In order for a warrant to be executed on a sitting senator, such as Burr, the signature of Attorney General William Barr is required. As chair of the Senate Intelligence Committee, Burr oversaw investigations into, and suppressed findings that could shed light on, the murderous and illegal activities of the CIA, FBI and NSA. The purpose of the warrant was to obtain phone records and conversations between Burr and his stockbroker, according to reports.

As of this writing, it does not appear that Inhofe nor Loeffler have been questioned by authorities, nor served any warrants, despite both engaging in similar activity to Burr and Feinstein.

According to Burr’s Senate disclosure forms, he and his wife sold 33 different stocks on a single day, February 13, worth between $628,000 and $1.72 million. The sales represent the most stock Burr had sold in over a year and a significant portion of his estimated $3.1 million net worth according to Opensecrets.org. ProPublica reported last week that Burr’s brother-in-law, Gerald Fauth, sold between $97,000 and $280,000 worth of shares the same day as Burr. Fauth was appointed by Donald Trump to the National Mediation Board, the federal agency that coordinates labor-management relations within the railroad and airline industries, in 2017.

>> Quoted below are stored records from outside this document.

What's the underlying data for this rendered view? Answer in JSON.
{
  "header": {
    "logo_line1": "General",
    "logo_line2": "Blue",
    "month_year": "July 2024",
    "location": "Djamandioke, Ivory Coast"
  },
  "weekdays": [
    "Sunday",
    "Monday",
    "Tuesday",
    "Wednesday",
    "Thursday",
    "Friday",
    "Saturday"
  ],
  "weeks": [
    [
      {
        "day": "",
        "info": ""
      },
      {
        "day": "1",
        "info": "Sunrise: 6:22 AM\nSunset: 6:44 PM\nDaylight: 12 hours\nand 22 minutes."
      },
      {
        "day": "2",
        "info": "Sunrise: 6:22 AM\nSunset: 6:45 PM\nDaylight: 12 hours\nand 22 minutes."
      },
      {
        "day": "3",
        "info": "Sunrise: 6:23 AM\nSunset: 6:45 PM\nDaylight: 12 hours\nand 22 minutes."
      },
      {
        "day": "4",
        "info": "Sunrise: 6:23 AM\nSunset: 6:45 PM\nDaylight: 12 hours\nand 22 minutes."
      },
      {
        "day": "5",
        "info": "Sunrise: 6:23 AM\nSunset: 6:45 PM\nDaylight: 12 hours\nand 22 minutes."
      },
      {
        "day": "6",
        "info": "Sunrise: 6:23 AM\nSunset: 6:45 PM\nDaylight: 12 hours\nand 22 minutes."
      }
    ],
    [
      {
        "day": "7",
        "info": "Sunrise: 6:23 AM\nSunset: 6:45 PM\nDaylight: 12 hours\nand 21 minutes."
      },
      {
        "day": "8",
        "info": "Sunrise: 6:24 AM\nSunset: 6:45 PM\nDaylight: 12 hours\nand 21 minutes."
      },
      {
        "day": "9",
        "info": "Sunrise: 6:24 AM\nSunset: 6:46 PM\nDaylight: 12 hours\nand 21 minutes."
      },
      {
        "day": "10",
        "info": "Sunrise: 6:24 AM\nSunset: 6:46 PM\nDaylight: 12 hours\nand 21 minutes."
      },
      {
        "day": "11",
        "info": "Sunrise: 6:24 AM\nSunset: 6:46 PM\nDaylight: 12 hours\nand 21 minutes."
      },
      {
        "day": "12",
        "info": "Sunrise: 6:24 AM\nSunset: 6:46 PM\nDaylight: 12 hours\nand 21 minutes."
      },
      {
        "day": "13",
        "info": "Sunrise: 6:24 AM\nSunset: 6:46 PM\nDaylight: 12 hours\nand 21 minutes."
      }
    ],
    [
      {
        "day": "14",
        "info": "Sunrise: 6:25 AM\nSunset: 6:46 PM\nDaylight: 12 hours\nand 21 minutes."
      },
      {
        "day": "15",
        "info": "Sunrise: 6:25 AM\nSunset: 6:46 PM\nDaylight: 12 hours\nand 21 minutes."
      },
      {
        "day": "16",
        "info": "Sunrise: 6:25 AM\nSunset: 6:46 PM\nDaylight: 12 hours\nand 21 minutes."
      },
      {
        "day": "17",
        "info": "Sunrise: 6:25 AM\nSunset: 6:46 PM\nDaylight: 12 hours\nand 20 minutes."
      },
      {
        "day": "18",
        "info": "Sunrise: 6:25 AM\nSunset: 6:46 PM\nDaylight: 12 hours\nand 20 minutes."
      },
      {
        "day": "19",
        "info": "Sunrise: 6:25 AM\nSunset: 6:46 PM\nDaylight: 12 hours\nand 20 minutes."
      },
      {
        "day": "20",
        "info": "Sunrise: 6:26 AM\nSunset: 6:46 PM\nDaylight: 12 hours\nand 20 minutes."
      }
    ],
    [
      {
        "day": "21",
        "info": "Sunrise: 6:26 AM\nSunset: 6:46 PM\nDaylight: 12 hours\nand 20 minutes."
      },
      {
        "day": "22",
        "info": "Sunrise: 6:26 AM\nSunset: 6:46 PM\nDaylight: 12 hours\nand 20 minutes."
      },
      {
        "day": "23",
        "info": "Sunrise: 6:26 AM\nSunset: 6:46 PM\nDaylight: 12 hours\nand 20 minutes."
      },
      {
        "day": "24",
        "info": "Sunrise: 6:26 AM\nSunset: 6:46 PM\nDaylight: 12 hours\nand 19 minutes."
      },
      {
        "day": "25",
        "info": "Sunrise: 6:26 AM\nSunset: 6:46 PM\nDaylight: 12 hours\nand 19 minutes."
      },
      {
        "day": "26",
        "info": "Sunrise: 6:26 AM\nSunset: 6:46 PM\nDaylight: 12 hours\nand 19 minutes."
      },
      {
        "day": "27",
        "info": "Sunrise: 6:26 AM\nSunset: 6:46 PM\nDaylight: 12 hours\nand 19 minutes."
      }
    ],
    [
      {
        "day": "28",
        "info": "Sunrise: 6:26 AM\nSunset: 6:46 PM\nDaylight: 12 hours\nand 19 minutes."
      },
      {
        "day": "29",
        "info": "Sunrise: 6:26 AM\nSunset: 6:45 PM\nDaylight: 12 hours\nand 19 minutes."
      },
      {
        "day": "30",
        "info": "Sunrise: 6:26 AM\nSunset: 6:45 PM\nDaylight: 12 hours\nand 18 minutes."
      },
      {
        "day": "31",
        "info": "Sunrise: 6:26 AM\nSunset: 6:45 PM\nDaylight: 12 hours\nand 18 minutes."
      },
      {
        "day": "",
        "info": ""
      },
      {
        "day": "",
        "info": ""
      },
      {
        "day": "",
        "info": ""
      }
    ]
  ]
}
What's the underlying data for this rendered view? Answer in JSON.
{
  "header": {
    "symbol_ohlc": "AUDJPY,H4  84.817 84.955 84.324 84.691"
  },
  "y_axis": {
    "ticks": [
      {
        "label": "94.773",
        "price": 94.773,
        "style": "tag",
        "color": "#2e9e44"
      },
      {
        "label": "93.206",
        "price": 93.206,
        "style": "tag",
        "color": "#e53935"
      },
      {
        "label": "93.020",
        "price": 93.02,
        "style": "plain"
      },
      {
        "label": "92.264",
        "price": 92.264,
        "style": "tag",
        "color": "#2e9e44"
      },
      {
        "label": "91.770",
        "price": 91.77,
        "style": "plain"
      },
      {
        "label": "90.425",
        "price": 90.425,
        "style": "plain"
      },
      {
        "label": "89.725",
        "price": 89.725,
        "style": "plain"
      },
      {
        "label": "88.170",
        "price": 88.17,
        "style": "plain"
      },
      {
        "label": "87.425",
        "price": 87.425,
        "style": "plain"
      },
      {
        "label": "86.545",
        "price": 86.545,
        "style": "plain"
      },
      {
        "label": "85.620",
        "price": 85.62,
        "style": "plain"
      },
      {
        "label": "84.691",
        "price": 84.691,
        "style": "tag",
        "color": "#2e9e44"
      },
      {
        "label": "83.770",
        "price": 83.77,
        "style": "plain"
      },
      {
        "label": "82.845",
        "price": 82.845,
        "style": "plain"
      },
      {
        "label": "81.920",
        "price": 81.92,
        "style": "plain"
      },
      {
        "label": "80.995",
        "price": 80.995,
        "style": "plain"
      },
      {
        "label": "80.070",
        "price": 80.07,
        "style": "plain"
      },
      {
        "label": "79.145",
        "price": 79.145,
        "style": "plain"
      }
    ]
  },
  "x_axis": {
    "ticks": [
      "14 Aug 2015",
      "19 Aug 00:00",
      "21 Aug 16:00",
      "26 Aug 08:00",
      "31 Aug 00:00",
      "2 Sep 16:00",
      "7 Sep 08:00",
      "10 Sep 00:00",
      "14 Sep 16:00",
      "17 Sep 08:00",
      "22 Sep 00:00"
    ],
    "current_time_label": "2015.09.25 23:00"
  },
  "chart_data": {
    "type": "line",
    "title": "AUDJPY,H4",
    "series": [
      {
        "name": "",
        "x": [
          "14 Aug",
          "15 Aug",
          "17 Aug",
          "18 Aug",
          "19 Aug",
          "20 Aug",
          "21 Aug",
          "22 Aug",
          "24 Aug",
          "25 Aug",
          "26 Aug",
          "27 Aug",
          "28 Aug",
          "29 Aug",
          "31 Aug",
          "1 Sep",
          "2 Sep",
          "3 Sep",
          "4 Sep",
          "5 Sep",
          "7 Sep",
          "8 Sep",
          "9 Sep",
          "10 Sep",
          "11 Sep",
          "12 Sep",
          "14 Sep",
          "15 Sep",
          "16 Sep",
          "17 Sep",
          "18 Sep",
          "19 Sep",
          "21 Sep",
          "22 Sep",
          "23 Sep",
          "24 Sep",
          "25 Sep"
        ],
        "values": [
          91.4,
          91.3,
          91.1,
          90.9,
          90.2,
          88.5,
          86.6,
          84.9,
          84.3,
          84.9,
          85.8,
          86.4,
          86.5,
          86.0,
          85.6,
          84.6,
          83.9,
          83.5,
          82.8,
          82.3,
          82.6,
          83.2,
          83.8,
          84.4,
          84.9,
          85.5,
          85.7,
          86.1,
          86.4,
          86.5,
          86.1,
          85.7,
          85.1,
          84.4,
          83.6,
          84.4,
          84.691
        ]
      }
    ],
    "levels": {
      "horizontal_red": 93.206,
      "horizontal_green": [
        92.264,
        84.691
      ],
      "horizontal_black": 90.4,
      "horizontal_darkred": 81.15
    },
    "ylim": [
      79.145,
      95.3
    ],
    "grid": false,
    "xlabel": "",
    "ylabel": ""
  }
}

As with his connected brother-in-law, Fauth chose to divest from several businesses that were soon to see a precipitous drop in stock value, including several major oil companies. Fauth sold $50,000 worth of Chevron; between $1,001 and $15,000 of BP and between $15,001 and $50,000 of Royal Dutch Shell stock.

FBI agents served the now-former chair of the powerful Senate Intelligence Committee with a warrant to seize his cell phone at his Washington D.C. home on Wednesday evening. On Thursday, Burr delivered a letter to Senate Majority Leader Mitch McConnell informing him that he would be stepping down as chair of the Intel Committee.

As chair, Burr oversaw the nearly three-year investigation into “Russian interference” that took place during the 2016 election which supposedly benefited Donald Trump. This fact-free conspiracy theory was promulgated by the ruling class and their servants in the intelligence agencies and Democratic Party to channel mass popular opposition to Trump behind a right-wing pro-war campaign to demonize Russia and lay the groundwork for internet censorship and war.

Burr earned Trump’s ire by issuing a subpoena for Donald Trump Jr. to testify in front of the committee last year as part of the committee's McCarthyite investigation.

While speaking to reporters on Thursday, Trump insisted that he didn’t know about the warrant, or impending seizure of Burr’s phone. During a press conference Trump stated that he “knew nothing about it.” Upon hearing that Burr had resigned his chair position, Trump dryly replied, “That’s too bad.”

 

Commenting is enabled but will only be shown on the live site.